I suppose in the interest of full disclosure I should admit that unlike many of my contemporaries, I am not an unreserved admirer of the movies of Ethan and Joel Coen. Be that as it may, the Coens represent perhaps the most widely recognizable body of work within a certain creative instinct unique to what one might call postmodernity. That is to say that the Coens partake in a revisionist assessment of American culture that is rooted in the stories that have helped to define us for generations and whose method involves a modified recapitulation of that storytelling tradition.
The same creative instinct behind the peculiar marriage of Homeric myth and a notion originating in a Preston Sturges screwball comedy provides the underpinning to Rick Veitch's The Maximortal. Veitch's superhero deconstruction performs the seemingly paradoxical task of celebrating the origins and tradition of the comics that perhaps more than any other popular art form symbolized the American century while shining a light on the dark human forces that are behind our fetishization of superhuman heroes.

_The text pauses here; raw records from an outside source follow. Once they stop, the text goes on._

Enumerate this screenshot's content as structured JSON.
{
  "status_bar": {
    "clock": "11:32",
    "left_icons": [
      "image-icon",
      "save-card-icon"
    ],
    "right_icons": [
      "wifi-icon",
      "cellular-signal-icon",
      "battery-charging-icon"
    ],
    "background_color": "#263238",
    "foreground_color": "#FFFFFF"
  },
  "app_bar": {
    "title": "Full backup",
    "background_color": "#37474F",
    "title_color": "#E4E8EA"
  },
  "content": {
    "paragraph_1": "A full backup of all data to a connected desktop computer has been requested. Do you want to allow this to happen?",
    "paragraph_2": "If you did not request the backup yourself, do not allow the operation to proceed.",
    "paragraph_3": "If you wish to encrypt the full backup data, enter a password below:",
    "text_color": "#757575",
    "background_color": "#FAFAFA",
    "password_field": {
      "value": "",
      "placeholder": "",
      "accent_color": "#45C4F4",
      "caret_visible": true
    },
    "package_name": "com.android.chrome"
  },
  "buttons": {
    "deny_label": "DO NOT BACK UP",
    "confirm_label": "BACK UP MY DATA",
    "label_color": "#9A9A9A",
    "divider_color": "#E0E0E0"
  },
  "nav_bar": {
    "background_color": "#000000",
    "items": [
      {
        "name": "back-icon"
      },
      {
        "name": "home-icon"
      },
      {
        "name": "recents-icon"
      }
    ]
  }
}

But what really makes the Coens the perfect creative team to bring The Maximortal to the cinema is the pair's sharp eye for character. Just about any Coen brothers' film is a veritable menagerie of human grotesquerie, from No Country for Old Men's Anton Chigurh to The Big Lebowski's, well, Big Lebowski, to just about anyone and everyone in Fargo. Not only do the Coens have a knack for creating these lovable monstrosities on the page, but they've also been blessed with the abitity to find the perfect talent to embody them. Casting the Coens' adaptation of The Maximortal would be as simple as calling up the names from their stable of regulars (and one not-so-regular): Frances Mcdormand and Steve Buscemi as George and Meryl Winston; John Turturro as Jerry Spiegel; and who else but Javier Bardem as El Guano.
It is actually somewhat surprising that the Coens have yet to try their hand at a comic book movie. The hard-boiled crime novels that have provided the basis for so many of their screenplays are part of the same pulp tradition. A filmmaking team with the Coens' singular eye for visual detail, coupled with their peculiar mix of lowbrow convention and high concept theoretical nuance would be the perfect fit for bringing Veitch's perverse American epic to a wider audience. Now if only they can contract Eminem for the lead . . .